Start of Block

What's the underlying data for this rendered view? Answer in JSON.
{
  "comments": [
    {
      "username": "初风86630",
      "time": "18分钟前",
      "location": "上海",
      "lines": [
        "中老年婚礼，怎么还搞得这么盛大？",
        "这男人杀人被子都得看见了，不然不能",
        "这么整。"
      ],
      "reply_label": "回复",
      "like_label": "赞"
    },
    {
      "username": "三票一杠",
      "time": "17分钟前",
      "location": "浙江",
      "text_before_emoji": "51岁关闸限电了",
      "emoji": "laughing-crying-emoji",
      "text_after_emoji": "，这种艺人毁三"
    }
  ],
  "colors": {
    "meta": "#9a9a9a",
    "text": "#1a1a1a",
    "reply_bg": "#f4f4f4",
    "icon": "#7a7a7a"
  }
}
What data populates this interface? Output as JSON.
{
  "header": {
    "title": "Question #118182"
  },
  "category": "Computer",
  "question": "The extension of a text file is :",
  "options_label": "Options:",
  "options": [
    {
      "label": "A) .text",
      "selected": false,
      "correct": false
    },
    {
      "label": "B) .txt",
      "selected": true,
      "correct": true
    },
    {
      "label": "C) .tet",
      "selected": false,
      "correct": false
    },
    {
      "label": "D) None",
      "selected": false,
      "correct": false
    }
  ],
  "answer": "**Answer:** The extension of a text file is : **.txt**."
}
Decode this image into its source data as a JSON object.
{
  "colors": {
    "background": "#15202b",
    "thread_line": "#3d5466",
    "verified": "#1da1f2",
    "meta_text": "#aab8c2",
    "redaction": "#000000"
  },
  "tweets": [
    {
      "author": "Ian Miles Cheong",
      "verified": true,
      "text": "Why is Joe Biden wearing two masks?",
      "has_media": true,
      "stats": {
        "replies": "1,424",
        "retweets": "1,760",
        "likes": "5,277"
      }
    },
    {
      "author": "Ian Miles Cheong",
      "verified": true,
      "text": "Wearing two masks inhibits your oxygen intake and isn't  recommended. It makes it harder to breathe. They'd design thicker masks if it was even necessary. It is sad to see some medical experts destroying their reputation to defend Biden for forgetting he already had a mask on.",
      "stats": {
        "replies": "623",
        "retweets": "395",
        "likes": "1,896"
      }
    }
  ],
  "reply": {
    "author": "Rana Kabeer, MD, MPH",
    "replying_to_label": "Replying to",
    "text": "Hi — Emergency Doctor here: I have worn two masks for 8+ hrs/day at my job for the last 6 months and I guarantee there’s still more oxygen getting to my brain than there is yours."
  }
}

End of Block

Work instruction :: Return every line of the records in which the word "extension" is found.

Answer to the exercise ::
  "question": "The extension of a text file is :",
  "answer": "**Answer:** The extension of a text file is : **.txt**."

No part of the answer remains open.